I was first exposed to computer programming in 2015. But please, try not to attach my programming experience to that time. It was through a movie, an Indian movie, I can’t seem to ever remember its title. One of the characters - the bad guy actually - caught my attention. He was a lot of things: a traitor, genius, good looker, and hacker…a hacker. The amount of power he had was ridiculous. With just his laptop, he was able to turn the tide of the entire operation in his favour. There was one problem though, I didn’t have a laptop. Sometimes I used my dad’s laptop but not frequently. My saving grace was “Xeus hack”, a mobile application I installed on my phone. It came with lots of articles - bash programming, zip bombs, etc. My “Hacker career” went along fine till I got to a certain chapter. A line read, “what differentiates a “script kiddie” from an actual hacker was programming experience”. I had no programming experience. Lucky for me, at the end of the article, there was a list of programming languages, and at the bottom of the list were Python and Ruby. I randomly chose Python. I still didn’t have a laptop at that time, so I used a mobile application, “Q python”, to write my python scripts. The moment I wrote and ran my first line of python was the last time I thought about hacking. A world of possibility opened up to me.

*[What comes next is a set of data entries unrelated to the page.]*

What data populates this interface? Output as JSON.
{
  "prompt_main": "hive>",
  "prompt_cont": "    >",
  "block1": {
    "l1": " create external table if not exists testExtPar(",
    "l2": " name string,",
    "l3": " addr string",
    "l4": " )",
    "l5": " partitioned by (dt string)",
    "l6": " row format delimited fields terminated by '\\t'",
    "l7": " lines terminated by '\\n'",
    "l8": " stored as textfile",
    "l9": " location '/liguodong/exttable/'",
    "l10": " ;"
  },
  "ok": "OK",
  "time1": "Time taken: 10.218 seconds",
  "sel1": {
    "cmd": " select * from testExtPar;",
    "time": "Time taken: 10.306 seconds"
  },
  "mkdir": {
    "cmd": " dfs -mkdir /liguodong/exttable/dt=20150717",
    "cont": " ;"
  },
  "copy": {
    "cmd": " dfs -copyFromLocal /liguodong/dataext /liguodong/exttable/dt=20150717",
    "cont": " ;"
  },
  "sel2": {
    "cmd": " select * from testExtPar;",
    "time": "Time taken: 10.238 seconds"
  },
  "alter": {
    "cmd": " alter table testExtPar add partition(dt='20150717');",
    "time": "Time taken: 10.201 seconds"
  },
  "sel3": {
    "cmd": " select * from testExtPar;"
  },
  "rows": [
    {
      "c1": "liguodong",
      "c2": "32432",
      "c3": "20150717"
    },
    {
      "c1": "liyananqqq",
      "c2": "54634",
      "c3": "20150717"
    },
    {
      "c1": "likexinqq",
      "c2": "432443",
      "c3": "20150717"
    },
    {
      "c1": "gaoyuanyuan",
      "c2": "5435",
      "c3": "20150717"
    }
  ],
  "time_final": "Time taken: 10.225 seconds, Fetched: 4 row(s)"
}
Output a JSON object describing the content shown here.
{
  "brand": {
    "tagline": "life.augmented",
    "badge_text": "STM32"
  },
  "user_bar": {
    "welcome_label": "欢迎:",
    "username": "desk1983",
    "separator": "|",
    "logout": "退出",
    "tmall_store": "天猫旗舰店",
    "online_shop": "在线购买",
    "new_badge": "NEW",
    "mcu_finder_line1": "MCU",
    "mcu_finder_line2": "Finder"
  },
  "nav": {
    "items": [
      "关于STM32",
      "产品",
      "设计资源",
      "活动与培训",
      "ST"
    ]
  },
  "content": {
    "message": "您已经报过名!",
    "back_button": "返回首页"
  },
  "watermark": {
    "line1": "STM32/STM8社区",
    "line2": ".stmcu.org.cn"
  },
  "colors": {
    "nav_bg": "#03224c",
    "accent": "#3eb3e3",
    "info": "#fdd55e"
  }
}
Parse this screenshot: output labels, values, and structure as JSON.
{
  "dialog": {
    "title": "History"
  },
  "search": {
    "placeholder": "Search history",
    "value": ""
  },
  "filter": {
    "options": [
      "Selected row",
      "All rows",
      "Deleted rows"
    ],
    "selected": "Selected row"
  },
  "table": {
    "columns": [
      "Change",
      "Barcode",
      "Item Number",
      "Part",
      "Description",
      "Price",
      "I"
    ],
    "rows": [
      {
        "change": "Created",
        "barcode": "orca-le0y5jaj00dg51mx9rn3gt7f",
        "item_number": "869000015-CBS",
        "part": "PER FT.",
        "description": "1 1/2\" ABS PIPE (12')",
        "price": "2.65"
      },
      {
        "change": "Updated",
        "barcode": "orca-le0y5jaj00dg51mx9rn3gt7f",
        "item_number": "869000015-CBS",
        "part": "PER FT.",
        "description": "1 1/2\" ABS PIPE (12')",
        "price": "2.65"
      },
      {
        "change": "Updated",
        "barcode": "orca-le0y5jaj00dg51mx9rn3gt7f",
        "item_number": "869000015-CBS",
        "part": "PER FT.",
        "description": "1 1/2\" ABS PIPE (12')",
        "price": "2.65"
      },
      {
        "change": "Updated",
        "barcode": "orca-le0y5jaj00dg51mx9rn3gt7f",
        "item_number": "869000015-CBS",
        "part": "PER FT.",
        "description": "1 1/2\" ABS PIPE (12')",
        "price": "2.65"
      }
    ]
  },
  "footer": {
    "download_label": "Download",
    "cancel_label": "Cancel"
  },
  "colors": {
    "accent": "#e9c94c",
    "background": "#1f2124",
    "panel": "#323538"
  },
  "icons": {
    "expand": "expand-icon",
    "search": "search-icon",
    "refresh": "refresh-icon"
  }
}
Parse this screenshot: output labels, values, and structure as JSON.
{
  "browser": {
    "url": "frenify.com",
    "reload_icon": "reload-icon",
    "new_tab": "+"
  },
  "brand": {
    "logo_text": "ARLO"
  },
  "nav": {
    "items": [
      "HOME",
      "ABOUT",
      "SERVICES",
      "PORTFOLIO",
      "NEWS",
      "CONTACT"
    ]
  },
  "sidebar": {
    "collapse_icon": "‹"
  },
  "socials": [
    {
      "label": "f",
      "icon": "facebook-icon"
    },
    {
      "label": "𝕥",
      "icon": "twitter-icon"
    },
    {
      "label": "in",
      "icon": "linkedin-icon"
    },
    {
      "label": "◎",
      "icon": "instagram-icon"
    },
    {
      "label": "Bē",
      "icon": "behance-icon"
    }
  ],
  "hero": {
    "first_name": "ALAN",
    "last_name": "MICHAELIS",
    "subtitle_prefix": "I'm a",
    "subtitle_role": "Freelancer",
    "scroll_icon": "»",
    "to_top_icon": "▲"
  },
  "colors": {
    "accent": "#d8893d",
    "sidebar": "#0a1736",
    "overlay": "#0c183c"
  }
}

In all my evangelism, a major question that people seemed to ask was ‘can you make money with Rust?’ People didn’t find it prospective. ‘You haven’t made any money in Rust’ and I sort of agreed…well not entirely. I had written an article on rust, a paid article. I kept trying to get them to understand that if you write code solely for making money, you might not be able to like rust or a couple of other languages and tools. Its learning curve is steep but the fact remains that Rust gave so much power. Who wouldn’t want that? At the end of 2021, people started writing year-in-review. I noticed a trend - ‘...I plan to learn Rust next year.’ This year, 2022, Rust's popularity exploded. It caught on. Its job availability went up and the antagonising about it went down. In fact, if anyone ever spoke against it in groups I was in, I didn’t have to defend it. There were others who would do that. Backend, Frontend, everyone started learning it.

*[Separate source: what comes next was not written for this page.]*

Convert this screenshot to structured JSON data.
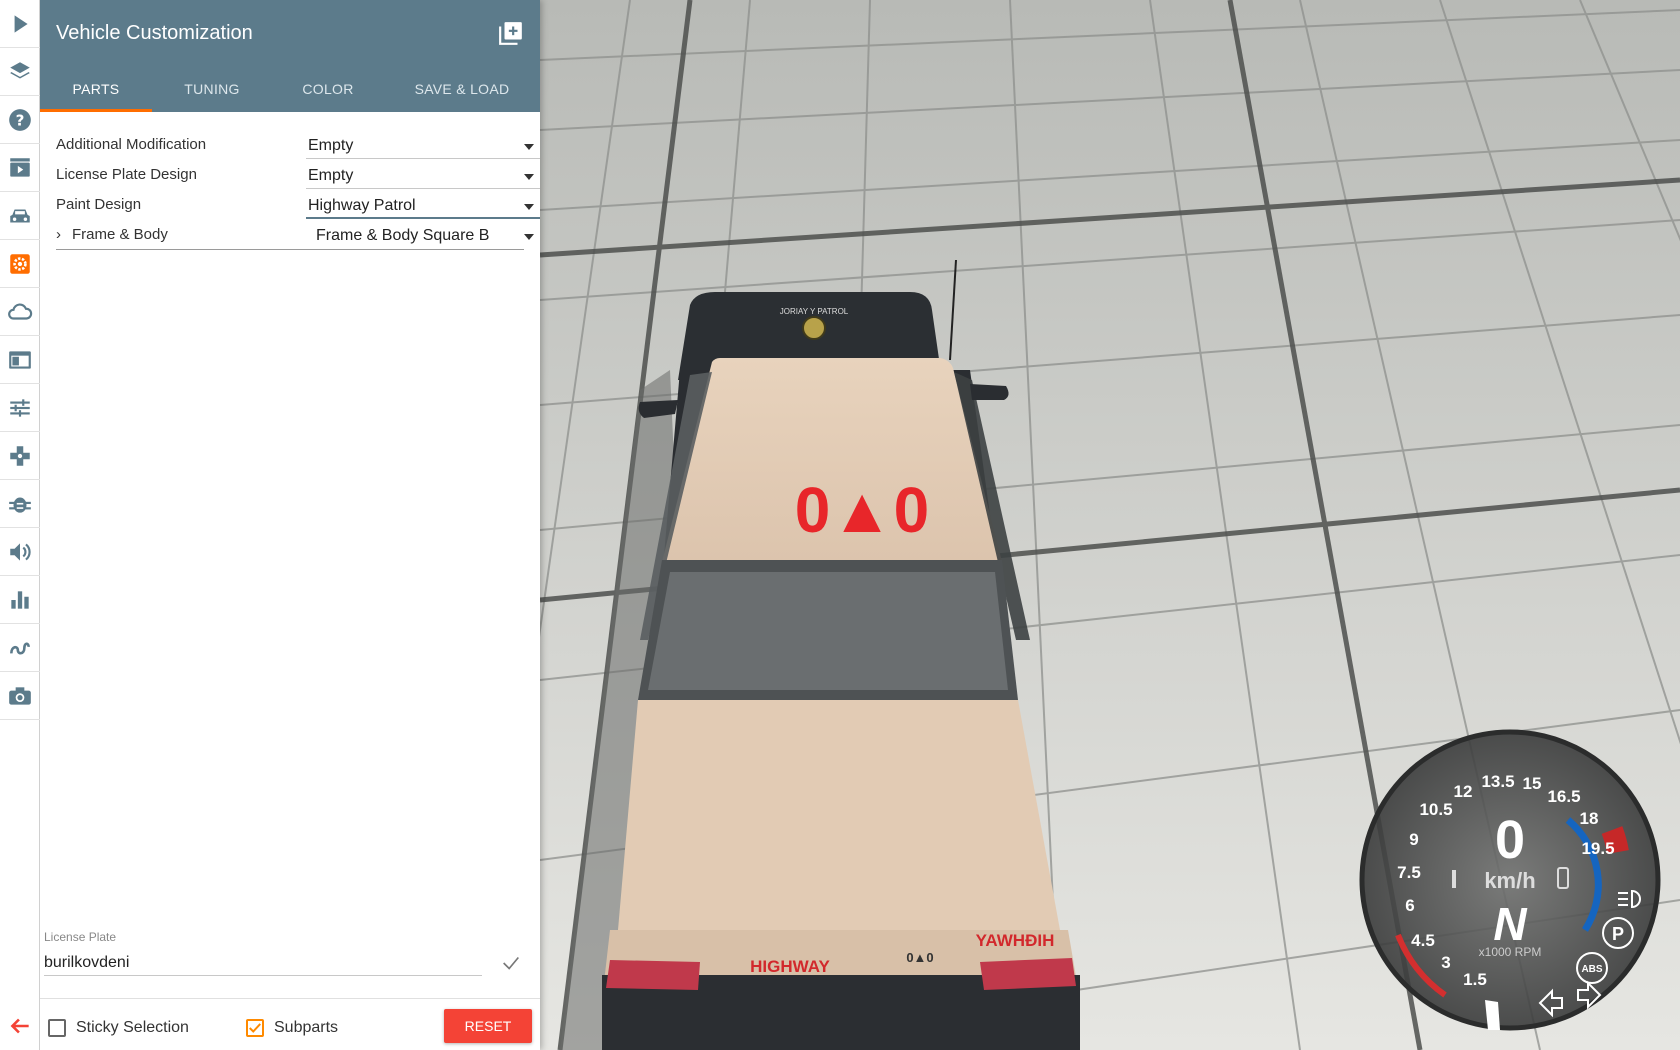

So far, I’ve been reading the book “Zero to Production”, and I’ve had lots of fun working on the projects in it. I’ve also collaborated with other Rust developers on projects like Lazer Pay’s Rust SDK. I worked with Enochwho I met on the Rust Nigeria group chat. In fact, if the Rust Nigeria community hadn’t been created, I probably would have created it myself. A personal favourite of mine is the Thanos Project - a program that randomly deletes exactly half the number of files in a folder and I still have a couple of features I intend to add soon. That project taught me how to work with Rust’s documentation and I developed the notion, one I still hold, that all documentation should be like Rust’s. Another thing about Rust that makes me an unrepentant champion is the Rust philosophy, the philosophy that went into its design. The philosophy of “no breaking changes”, the compiler design, Just genius. I am not saying somewhere along the line we could not find something wrong, but, right now, it’s the closest thing to perfection in my opinion.

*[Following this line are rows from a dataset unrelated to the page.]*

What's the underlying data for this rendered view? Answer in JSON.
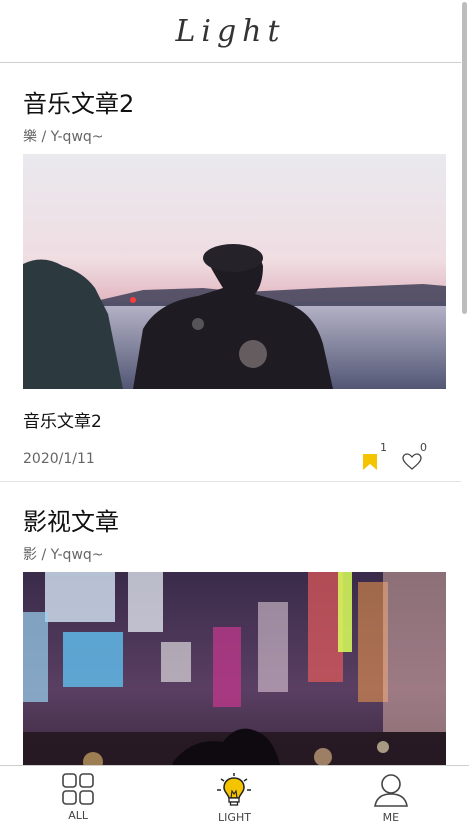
{
  "header": {
    "title": "Light"
  },
  "posts": [
    {
      "title": "音乐文章2",
      "meta": "樂 / Y-qwq~",
      "caption": "音乐文章2",
      "date": "2020/1/11",
      "bookmarks": "1",
      "likes": "0"
    },
    {
      "title": "影视文章",
      "meta": "影 / Y-qwq~"
    }
  ],
  "tabbar": {
    "items": [
      {
        "label": "ALL",
        "icon": "grid-icon"
      },
      {
        "label": "LIGHT",
        "icon": "lightbulb-icon"
      },
      {
        "label": "ME",
        "icon": "user-icon"
      }
    ]
  },
  "colors": {
    "accent": "#f5c400",
    "divider": "#cfcfcf"
  }
}
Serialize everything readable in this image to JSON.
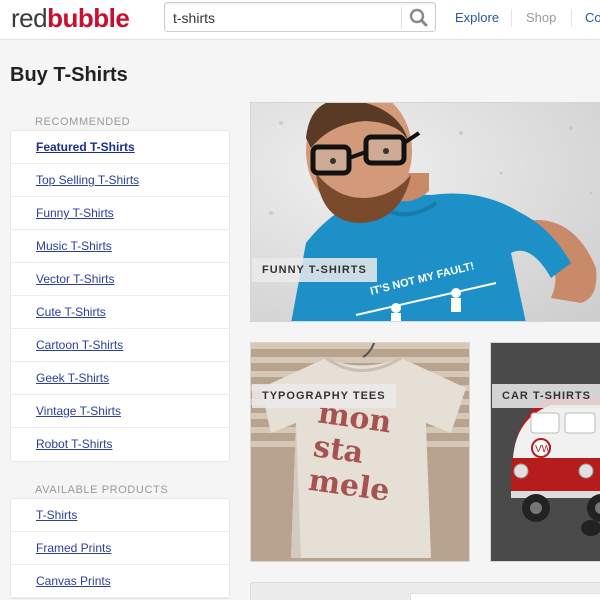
{
  "header": {
    "logo_red": "red",
    "logo_bubble": "bubble",
    "search": {
      "value": "t-shirts",
      "placeholder": ""
    },
    "nav": {
      "explore": "Explore",
      "shop": "Shop",
      "co": "Co"
    }
  },
  "page_title": "Buy T-Shirts",
  "sidebar": {
    "recommended_label": "RECOMMENDED",
    "recommended": [
      {
        "label": "Featured T-Shirts",
        "active": true
      },
      {
        "label": "Top Selling T-Shirts"
      },
      {
        "label": "Funny T-Shirts"
      },
      {
        "label": "Music T-Shirts"
      },
      {
        "label": "Vector T-Shirts"
      },
      {
        "label": "Cute T-Shirts"
      },
      {
        "label": "Cartoon T-Shirts"
      },
      {
        "label": "Geek T-Shirts"
      },
      {
        "label": "Vintage T-Shirts"
      },
      {
        "label": "Robot T-Shirts"
      }
    ],
    "products_label": "AVAILABLE PRODUCTS",
    "products": [
      {
        "label": "T-Shirts"
      },
      {
        "label": "Framed Prints"
      },
      {
        "label": "Canvas Prints"
      }
    ]
  },
  "tiles": {
    "funny": {
      "label": "FUNNY T-SHIRTS",
      "shirt_text": "IT'S NOT MY FAULT!"
    },
    "typography": {
      "label": "TYPOGRAPHY TEES",
      "shirt_text": "mon sta mele"
    },
    "car": {
      "label": "CAR T-SHIRTS"
    }
  },
  "colors": {
    "brand_red": "#c8102e",
    "link_blue": "#2a3f9e",
    "shirt_blue": "#1e90c8"
  }
}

My goal for Rust in the future is to write more Rust. To slip it into as many projects as possible that I can, to give talks on it, and more. Like a donkey baited with a carrot, the fun of battling my way through tons of red lines and compiler error messages appeals to me. Rust has opened me up to meeting new people and having new experiences, so you can be sure that I’d always defend it at any chance I get.
This Rust story is based on Ayodeji Adeoti’s experience learning and using Rust.